The jury was left with a hard choice: Around 160 female graduates from 25 countries competed this time for Deutsche Telekom's Women's STEM Award 2021. Now the decision has been made. Hira Siddiqui emerged as this year's overall winner.
It is always exciting anew. And always moving. Huge joy at the winnings, and contagious enthusiasm for STEM: For the eighth time, Telekom presented its awards for the final theses of talented female graduates. MINT stands for mathematics, information technology, natural sciences and technology.
The aim of the awards: to highlight role models and, above all, to get more women interested in these subjects. I had the privilege of interviewing this year's overall winner for telekom.com. It was a long and, for me, very interesting conversation in which I again learned a lot. In my eyes, Hira Siddiqui is just such a role model. The 25-year-old already completed her bachelor's degree in Pakistan, then her master's degree at the TU Dresden. Her topic: credentials as a service (CaaS). She loves software and blockchain and is fascinated by the fact that the best digital developments can reach an audience of millions. Get to know her and her topic better in the interview!
Sure, as a man I'm out in terms of award, also my education had nothing to do with STEM. But I've been in a technical industry for a long time now - and the topic of women in STEM professions touches me. Because after many conversations, their barriers to entry are becoming increasingly clear to me. Not everyone finds it easy to enter what used to be male domains, to bring in their perspective. I also find that difficult in some circles, but I don't think it's comparable here.
Diverse view needed for human-centered technology
Perhaps there are certain codes that boys are given from home and from an early age? Codes that make them more confident, especially among their peers? Codes that carry over into their professional lives? Take start-ups, for example, which apply for venture capital in front of investors. Among investors, double standards are applied, Alexander Hirschfeld, head of research at the German Start-up Association, tells the FAZ: "Women are perceived differently in the process of pitching, of presenting their start-up: While men who go a little further out on a limb are often described as courageous or willing to take risks, women are more likely to be attributed with inexperience or naivety in such situations." Statistics show what this leads to: 70 percent of startups in Germany are run by men. Another question is whether it is really accepted among women that they also fill the role of mother in addition to their professional role. Or that they are addressed far too little with STEM topics from an early age, from the toy industry to job ads and the media? What's likely is this: there are multiple reasons why women are underrepresented in STEM subjects and professions in many countries. Yet, Hira aptly says, the brains are the same after all.

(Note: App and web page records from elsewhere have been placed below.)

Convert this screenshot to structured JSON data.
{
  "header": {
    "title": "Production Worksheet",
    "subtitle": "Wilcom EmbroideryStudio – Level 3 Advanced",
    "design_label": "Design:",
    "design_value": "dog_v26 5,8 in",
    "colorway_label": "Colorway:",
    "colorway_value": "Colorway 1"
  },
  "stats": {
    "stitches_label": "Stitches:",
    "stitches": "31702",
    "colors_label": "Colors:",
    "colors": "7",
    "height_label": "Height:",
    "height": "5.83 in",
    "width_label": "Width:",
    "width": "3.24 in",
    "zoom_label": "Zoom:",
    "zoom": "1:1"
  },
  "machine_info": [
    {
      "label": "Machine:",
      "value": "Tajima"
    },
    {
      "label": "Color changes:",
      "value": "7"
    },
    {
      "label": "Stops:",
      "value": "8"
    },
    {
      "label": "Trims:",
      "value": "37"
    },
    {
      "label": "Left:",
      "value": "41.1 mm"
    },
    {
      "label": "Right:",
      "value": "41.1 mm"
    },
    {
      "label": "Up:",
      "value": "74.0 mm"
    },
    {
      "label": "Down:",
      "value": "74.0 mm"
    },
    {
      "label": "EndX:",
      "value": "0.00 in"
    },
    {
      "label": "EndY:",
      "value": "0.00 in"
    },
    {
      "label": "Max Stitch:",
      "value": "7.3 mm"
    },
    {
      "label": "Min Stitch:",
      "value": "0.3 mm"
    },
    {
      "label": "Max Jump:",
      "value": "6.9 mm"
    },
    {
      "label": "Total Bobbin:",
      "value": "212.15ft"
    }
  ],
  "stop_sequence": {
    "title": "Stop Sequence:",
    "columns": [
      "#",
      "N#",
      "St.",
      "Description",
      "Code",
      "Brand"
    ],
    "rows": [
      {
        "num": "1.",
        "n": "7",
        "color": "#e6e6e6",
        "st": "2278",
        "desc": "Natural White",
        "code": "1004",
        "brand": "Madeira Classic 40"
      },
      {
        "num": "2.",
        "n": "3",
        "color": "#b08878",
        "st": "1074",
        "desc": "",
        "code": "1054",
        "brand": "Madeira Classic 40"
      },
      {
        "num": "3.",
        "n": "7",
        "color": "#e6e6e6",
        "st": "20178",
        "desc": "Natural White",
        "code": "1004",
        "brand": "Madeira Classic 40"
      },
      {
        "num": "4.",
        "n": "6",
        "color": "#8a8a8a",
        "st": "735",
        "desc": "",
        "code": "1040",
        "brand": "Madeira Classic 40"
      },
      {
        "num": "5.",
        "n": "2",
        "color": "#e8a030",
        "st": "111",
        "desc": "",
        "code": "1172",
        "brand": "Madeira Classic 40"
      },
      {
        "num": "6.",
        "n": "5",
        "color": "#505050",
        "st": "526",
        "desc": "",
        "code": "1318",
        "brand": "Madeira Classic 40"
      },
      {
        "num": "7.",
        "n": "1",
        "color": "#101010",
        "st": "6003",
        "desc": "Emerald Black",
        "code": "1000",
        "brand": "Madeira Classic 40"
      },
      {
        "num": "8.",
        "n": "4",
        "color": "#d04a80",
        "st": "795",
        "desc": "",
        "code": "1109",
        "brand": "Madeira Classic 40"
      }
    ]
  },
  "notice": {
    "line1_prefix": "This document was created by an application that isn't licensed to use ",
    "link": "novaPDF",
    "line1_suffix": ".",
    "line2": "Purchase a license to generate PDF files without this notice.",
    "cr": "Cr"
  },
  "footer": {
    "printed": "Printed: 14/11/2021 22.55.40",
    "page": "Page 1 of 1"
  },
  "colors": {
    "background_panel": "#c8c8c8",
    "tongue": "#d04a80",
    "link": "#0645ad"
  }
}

Tech companies like Telekom can't afford such hurdles for women, either on the board or among employees. We're committed to human-centered technology - #HumancenteredTechnology - and it's not the result of homogeneous groups, but of diverse people in a team. Artificial Intelligence (AI), for example: “Hardly any technology reflects us creators, us humans so much as AI. Our data, experiences, thinking but also our prejudices. Therefore ist is so important to have female STEM talents who take care of that topic, think about it and develop interesting solutions”, emphasized Claudia Nemat, our Chief Technology & Innovation Officer, as she congratulated all the winners. She is a physicist and patron of the Deutsche Telekom Women MINT Award. Mixed teams are not only important at Deutsche Telekom. Just look at the universe: Just 65 women among the 560 people who have already been up there, starting with Yuri Gagarin exactly 60 years ago. Swiss Radio and Television (SRF) puts it in an exemplary way with regard to research in space: "This means that studies - in medicine, for example - are carried out on the average man. The resulting data is then also applied to women - with sometimes fatal consequences when we think about the dosage of medicines."
In my job, I often talk to female software and artificial intelligence specialists, inventors, engineers, and enthusiasts who want to change the world. This has changed my perspective. Their enthusiasm infected me, and I too take away a message for conversations with younger people in private circles: Look around at what the world has to offer you. Don't exclude anything from the outset. Claudia Nemat often appeals to everyone at our company to remain curious, and she summed it up at the awards ceremony as well: "Curiosity is so much at the core what drives us humans." Also role models are so important in this. Here's another role model from the awards ceremony, among all the other honorees: Chathurangi Ahangama from Sri Lanka, awarded the special prize for participants from emerging countries. She created an exciting application for "Li-Fi," or light as a transmission medium in telecommunications - specifically, a working system for music and other audio transmissions. It makes people take advantage of the properties of light: low radiation, sufficient capacity, reliability and range. Exciting.